Segment Start: DATA LISTING

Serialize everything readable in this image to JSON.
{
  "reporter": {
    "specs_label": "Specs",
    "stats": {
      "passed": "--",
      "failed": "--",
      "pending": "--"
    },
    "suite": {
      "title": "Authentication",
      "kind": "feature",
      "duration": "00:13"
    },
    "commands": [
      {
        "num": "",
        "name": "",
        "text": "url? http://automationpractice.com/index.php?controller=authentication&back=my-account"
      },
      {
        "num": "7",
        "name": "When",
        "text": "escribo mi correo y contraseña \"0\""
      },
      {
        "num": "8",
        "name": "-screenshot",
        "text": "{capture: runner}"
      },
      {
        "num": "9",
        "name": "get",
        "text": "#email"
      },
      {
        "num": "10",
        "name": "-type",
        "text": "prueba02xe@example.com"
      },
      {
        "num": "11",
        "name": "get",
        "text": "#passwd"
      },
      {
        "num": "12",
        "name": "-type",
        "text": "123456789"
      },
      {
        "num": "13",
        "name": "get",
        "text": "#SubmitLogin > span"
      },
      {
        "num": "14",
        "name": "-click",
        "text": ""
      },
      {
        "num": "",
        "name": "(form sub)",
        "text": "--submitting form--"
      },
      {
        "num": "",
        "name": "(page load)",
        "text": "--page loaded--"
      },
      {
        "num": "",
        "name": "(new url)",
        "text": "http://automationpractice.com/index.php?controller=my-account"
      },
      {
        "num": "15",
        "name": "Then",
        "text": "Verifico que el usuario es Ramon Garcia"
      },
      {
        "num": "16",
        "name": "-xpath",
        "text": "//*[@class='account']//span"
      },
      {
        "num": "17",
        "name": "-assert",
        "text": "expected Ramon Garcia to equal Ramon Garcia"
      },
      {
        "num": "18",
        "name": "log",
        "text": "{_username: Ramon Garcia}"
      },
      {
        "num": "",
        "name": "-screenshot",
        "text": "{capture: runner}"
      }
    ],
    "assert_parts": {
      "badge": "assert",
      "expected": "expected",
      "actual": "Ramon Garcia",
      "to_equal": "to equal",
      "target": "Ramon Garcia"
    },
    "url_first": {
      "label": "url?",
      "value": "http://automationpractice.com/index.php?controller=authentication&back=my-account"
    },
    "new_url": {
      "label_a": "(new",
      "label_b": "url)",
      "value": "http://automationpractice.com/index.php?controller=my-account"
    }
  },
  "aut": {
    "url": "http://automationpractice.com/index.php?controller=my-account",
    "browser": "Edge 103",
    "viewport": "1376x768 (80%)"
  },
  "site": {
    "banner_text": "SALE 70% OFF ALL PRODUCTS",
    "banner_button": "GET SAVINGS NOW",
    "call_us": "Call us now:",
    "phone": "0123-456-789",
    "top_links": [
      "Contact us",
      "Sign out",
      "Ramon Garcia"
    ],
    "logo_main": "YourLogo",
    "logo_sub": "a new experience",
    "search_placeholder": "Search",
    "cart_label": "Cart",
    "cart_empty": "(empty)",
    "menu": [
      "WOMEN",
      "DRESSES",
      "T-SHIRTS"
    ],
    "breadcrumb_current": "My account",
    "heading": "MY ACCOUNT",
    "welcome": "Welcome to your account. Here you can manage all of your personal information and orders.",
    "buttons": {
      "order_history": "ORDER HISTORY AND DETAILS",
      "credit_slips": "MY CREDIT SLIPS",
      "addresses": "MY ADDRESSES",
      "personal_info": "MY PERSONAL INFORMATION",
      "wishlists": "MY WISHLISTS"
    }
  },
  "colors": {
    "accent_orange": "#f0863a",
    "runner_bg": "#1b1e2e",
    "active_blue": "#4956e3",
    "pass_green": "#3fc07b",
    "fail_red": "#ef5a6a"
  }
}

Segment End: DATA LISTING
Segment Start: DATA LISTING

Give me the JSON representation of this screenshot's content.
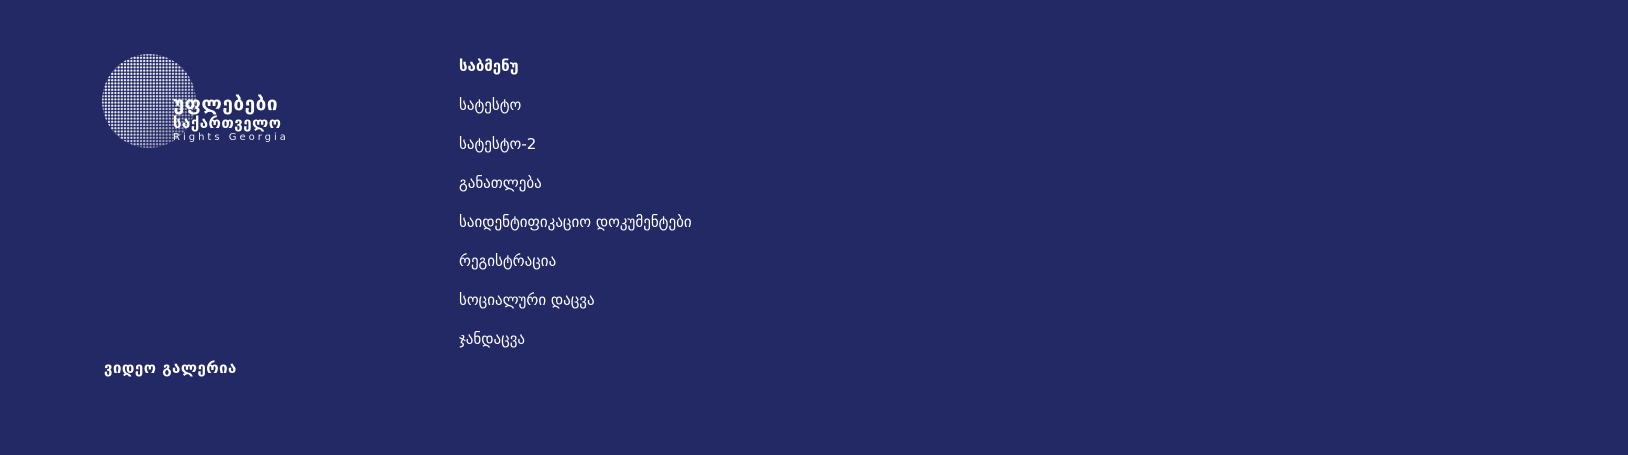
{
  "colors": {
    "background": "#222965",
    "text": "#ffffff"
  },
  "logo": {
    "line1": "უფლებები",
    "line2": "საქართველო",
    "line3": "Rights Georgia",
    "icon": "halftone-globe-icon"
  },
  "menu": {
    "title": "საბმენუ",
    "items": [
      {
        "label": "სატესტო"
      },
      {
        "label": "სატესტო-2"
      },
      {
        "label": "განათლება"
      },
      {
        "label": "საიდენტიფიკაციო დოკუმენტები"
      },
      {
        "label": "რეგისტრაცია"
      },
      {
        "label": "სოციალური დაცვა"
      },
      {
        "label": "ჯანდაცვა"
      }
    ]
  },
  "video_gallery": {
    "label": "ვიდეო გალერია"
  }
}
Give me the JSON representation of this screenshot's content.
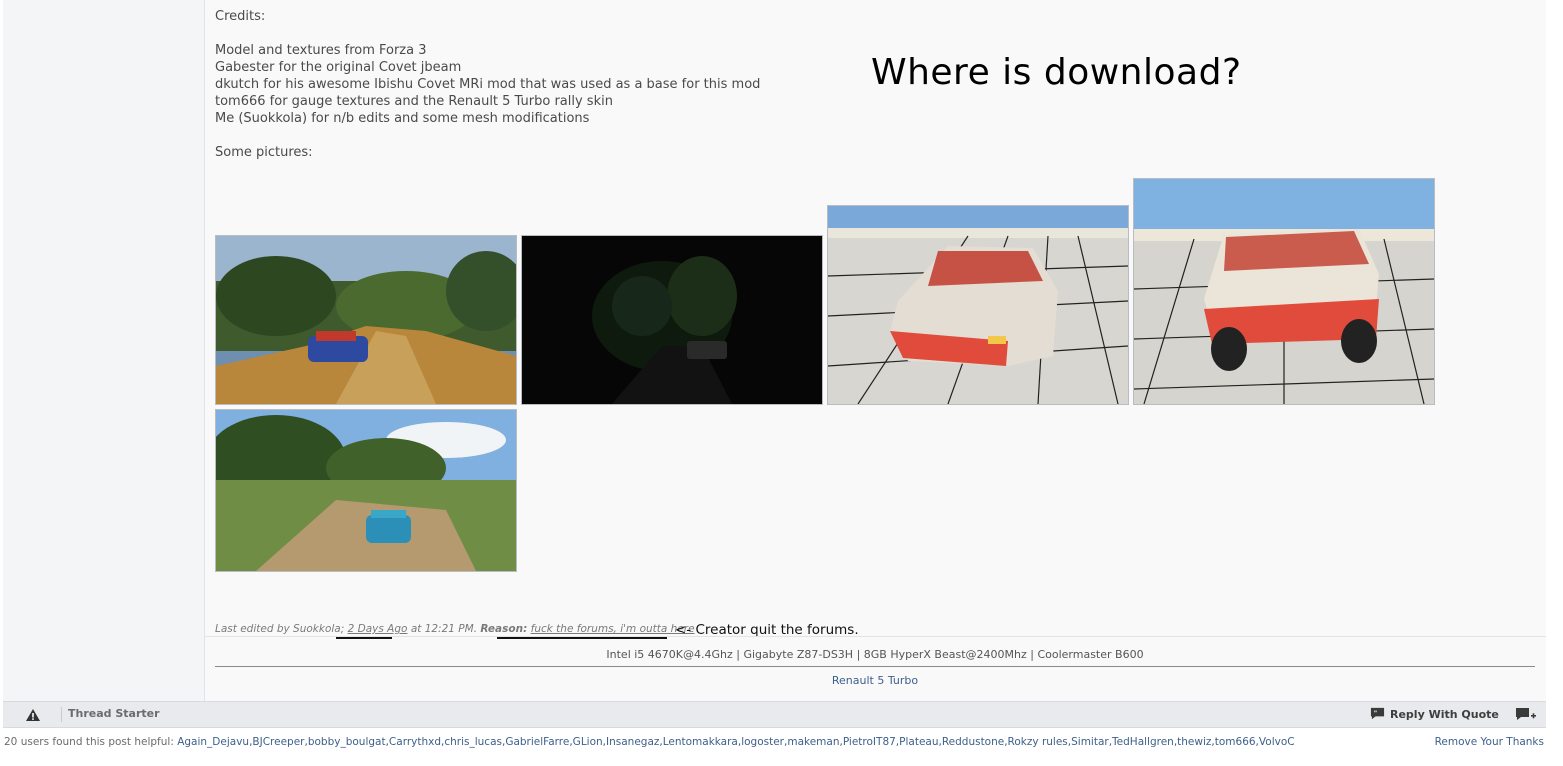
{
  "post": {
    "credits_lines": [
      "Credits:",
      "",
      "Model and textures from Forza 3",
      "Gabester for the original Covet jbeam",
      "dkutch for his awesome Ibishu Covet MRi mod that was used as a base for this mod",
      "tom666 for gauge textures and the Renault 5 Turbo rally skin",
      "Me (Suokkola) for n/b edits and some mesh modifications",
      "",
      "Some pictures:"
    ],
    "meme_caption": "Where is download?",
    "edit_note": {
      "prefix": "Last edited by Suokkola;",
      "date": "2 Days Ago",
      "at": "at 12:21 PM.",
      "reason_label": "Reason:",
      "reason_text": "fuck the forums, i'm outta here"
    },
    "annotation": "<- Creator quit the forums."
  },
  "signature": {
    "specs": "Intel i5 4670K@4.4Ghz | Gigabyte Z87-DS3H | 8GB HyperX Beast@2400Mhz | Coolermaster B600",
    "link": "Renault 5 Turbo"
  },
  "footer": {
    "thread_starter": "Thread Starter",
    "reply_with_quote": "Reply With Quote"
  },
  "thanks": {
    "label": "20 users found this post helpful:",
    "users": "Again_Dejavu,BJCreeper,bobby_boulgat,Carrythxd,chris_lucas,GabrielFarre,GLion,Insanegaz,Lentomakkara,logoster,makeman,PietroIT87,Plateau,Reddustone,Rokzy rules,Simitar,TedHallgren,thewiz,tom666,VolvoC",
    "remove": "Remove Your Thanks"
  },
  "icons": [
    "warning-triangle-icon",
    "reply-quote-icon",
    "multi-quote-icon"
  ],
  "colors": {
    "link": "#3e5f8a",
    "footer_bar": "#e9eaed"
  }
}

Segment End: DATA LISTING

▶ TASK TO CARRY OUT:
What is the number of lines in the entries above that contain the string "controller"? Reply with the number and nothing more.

▶ EXERCISE RESULT:
5